* Data excerpts
:::

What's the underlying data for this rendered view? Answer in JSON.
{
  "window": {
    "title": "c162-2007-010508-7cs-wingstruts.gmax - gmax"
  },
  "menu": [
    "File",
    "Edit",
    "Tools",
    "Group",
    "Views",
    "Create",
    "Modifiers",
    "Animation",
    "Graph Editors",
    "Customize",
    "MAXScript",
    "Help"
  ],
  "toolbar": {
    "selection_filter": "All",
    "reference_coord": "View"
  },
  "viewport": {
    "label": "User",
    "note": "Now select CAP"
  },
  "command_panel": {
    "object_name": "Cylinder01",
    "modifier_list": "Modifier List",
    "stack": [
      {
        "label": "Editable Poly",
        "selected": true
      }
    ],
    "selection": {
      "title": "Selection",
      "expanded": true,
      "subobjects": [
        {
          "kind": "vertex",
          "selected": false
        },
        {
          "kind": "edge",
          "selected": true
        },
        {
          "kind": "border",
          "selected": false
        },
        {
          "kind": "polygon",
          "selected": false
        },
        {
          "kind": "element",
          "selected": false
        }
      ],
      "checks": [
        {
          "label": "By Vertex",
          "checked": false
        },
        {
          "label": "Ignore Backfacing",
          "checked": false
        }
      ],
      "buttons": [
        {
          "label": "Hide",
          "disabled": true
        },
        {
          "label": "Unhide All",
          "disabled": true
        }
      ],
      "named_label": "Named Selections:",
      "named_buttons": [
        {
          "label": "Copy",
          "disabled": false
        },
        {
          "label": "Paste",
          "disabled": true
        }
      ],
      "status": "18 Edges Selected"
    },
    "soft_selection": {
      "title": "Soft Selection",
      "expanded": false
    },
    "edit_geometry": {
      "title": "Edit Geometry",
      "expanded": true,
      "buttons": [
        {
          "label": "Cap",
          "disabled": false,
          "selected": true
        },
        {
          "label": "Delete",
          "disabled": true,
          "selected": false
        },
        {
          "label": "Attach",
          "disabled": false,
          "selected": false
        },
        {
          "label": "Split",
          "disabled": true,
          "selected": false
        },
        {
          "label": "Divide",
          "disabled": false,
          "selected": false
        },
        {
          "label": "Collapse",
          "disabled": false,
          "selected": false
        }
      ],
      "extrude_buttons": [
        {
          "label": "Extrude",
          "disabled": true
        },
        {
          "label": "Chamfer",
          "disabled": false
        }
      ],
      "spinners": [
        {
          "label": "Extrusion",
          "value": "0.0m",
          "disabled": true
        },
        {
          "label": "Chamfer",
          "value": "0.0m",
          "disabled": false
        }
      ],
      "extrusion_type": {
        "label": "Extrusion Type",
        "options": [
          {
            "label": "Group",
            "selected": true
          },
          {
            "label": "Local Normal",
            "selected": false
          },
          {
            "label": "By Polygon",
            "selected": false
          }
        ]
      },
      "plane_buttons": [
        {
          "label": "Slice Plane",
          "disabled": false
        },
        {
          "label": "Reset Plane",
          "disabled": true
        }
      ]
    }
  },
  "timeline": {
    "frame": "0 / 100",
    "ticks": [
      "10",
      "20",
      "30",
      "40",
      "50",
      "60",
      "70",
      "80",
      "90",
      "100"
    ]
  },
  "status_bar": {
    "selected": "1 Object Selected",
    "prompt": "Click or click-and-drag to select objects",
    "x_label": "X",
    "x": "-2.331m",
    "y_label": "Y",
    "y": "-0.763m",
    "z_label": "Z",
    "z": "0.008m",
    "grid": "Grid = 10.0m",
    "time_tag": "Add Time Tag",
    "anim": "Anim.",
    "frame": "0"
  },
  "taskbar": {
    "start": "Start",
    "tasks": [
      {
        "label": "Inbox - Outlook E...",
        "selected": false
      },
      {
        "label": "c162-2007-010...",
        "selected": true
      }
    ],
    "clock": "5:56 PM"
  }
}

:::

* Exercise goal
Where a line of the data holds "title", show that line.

* Answer area
    "title": "c162-2007-010508-7cs-wingstruts.gmax - gmax"
      "title": "Selection",
      "title": "Soft Selection",
      "title": "Edit Geometry",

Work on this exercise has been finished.